HAVRE, Mont. (NMB) – The City of Havre held a Streets and Sidewalks Committee meeting on Monday and had an extensive discussion about options for making 6th Street Safer.
Police Chief Gabe Matosich suggested turning the road into an eastbound one-lane one-way from about 7th Avenue to 12th Avenue. He says this area has no alleys and has seen many crashes, especially side-swipes, and is a serious safety hazard for pedestrians as well.
“6th Street is becoming like a through street. I think everybody uses it to get across. It seems like that westbound traffic going down a hill, they are gaining quite a bit of speed coming down,” said Matosich.
“I grew up on 6th Street on the top of the second hill, and there were so many crashes. When they would race, they would go from 12th Avenue and go airborne,” said City Clerk Liz McIntosh.

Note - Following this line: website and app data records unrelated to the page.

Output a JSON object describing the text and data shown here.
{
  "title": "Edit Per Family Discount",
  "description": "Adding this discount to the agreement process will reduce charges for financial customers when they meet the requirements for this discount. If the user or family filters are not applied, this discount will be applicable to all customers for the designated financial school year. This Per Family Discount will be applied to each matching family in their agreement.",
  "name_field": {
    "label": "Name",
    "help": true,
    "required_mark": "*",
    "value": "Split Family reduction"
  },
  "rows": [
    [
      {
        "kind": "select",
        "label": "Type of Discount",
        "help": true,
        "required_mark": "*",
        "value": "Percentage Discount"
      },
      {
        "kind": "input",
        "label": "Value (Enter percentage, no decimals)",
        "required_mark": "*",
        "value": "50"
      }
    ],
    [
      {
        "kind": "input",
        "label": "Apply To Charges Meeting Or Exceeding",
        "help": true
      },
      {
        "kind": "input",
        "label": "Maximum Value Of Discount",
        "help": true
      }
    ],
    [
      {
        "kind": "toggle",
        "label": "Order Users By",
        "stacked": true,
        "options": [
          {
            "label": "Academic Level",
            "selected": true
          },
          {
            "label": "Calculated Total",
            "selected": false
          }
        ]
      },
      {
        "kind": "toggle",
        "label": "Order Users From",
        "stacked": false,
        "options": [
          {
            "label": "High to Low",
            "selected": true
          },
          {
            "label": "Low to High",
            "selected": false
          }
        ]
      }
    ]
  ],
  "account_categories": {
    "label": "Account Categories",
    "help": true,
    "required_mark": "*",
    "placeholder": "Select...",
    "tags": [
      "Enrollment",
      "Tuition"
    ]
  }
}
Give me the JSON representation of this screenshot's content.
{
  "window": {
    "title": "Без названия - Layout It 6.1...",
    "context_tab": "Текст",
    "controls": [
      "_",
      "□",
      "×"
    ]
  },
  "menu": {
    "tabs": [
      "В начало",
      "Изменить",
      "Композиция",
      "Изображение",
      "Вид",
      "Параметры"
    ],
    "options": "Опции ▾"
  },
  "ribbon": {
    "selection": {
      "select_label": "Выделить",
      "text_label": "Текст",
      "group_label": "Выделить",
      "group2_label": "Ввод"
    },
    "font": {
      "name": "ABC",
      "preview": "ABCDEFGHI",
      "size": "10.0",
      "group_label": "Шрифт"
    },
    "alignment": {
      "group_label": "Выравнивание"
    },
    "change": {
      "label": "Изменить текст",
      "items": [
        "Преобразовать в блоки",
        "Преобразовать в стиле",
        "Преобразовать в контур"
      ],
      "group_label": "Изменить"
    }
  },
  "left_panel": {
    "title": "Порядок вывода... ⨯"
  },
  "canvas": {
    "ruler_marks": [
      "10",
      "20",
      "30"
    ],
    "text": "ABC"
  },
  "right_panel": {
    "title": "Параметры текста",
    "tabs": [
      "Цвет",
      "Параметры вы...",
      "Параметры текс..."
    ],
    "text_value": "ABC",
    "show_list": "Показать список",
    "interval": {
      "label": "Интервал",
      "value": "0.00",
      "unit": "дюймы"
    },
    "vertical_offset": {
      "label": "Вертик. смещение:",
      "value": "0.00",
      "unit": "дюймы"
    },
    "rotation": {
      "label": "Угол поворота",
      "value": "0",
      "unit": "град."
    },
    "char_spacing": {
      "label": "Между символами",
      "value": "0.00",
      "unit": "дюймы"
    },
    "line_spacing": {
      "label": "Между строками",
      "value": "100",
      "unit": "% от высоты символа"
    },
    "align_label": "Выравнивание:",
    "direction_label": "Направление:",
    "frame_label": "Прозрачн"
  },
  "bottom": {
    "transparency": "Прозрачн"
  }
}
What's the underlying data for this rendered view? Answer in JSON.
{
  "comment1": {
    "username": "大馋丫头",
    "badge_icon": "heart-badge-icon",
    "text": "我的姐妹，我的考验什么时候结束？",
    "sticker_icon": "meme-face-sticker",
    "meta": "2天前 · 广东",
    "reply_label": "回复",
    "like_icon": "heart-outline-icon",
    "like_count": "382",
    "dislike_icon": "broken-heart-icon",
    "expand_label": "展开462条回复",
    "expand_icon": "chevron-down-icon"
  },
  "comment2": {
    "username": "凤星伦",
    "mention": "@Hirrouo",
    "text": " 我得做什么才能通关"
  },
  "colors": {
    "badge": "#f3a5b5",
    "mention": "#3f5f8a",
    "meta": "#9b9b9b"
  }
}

Matosich says the City has tried to make the area safer with measures such as putting in a flashing electronic speed limit sign, and they have seen some positive impacts. The signs were moved from the area around St. Jude’s temporarily after the last school year ended. Matosich said there are currently signs in both directions, and one of them has been collecting data on traffic over the past month.
Public Works Director Dave Peterson acknowledged the problems with 6th Street but said that change could lead to more traffic on 12th Avenue, which is another problem road.
“Now you’re taking everybody to 12th Avenue, that is your problem intersection, by a one-way. Everybody on 6th Street is going to go to 12th Avenue, and that’s going to be your problem. And you’re taking everybody away from downtown that live on that street to get to work,” said Peterson.
It could also result in residents on one side of the road having to move their garbage receptacles across the street on pickup day, and may lead to 5th Street turning into a westbound one-way in the same area.
One potential remedy for the garbage issue is to make the street a westbound one-way for a few hours a week to allow for pickup on the north side of the street. This is what Bozeman does for narrow one-way streets, according to Alderman Andrew Brekke.
No action was taken at the meeting, and the Commission said they would like to see the public weigh in on the issue.
“If we can reduce the direction of the traffic by half, we’re going to increase pedestrian safety for sure. I think a one-way heading east is brilliant. I think it’s really going to make people slow down a bit and think about where they are going,” said Alderwoman Sarah McKinney.
Brekke said there was a proposal several years ago to prohibit parking on one side of 6th Street, but that never went anywhere and would have been problematic since there is no alley access in the area.
“Really, (the issues) are the speed, a lot of people who are using it as a thoroughfare, and then the parking on both sides because it is already narrow. My thought would be to increase the speed to like 100 and let people just launch,” joked Brekke.
“They’re already doing that,” replied Matosich.
Peterson said that there does need to be some sort of solution, as people are parking on the sidewalk to avoid being hit by other vehicles, and that is further impacting pedestrian safety.
Brekke said in the meantime, it is important for the public to be courteous and respectful of residents in that area and drive it as if it is your neighborhood.
“Just getting people to recognize the fact that it’s narrow already and your speed is a factor. Be courteous of the people who live on that street, who pay taxes on that street, find an alternative route. There are other roads – 9th and 11th are alternative streets. It’s amazing to me how many people go and use 6th.”
The meeting was actually called in order to discuss a business owner’s concern over a lack of handicap sports where she is relocating her psychiatry firm, which will be at 311 3rd Street. The Committee voted to recommend a handicap spot be placed on the northwest corner of the intersection of 4th Avenue and 4rd Street, next to the Farm Bureau Financial Services Office.
The recommendation will now go before the full City Council for potential approval.